One number, and no other words, should make up the answer: how many lines of the listing contain the string "Vrstvy".

(Beginning of THE DATA)

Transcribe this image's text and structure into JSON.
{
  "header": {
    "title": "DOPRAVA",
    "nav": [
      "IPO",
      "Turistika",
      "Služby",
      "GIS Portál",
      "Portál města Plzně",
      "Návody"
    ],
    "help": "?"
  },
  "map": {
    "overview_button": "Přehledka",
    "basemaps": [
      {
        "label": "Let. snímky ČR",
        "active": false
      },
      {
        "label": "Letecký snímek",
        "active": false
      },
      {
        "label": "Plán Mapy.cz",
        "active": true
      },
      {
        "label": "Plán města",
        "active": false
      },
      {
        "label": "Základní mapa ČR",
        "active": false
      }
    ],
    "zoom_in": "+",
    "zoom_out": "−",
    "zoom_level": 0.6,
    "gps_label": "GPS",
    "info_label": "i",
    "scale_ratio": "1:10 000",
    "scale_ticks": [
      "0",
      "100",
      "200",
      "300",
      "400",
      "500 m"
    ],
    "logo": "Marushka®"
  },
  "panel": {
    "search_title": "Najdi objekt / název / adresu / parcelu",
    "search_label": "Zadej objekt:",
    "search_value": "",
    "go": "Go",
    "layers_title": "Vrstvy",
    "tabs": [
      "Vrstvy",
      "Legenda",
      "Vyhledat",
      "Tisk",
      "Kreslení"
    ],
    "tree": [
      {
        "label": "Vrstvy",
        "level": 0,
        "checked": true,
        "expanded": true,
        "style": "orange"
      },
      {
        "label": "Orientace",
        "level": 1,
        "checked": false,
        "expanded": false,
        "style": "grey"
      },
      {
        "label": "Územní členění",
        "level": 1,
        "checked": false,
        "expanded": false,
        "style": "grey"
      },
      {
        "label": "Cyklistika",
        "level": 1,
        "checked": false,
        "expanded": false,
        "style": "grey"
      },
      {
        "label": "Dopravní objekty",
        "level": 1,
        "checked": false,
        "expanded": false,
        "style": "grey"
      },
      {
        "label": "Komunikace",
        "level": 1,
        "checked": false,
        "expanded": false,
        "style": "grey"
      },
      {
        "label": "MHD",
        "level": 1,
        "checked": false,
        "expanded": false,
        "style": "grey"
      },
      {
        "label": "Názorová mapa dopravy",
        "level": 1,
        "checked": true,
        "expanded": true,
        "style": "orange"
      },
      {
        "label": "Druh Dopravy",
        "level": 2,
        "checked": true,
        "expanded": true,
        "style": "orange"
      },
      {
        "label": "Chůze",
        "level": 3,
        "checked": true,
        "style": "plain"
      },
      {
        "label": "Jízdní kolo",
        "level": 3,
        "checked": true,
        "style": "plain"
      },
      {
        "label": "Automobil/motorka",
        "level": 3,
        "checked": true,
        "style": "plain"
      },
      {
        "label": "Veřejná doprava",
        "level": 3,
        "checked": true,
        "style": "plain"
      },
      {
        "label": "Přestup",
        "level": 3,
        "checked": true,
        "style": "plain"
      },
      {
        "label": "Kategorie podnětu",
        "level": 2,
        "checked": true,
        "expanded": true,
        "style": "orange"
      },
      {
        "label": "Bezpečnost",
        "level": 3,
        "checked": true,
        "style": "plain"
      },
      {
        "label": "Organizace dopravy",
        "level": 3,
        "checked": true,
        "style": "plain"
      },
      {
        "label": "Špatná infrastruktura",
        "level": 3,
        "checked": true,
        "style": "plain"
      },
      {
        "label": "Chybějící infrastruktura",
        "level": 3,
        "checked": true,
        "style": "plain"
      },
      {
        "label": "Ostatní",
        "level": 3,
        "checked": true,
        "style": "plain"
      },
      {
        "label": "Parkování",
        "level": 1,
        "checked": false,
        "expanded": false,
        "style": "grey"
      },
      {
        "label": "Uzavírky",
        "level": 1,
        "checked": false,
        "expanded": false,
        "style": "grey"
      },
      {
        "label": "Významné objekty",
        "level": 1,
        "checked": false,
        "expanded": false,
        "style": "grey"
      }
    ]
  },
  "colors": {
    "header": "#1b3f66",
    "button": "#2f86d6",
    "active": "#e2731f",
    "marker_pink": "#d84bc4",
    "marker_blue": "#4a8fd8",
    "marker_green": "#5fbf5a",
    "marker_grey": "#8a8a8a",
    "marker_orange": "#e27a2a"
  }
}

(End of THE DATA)

RESULT OF THIS TASK ->
3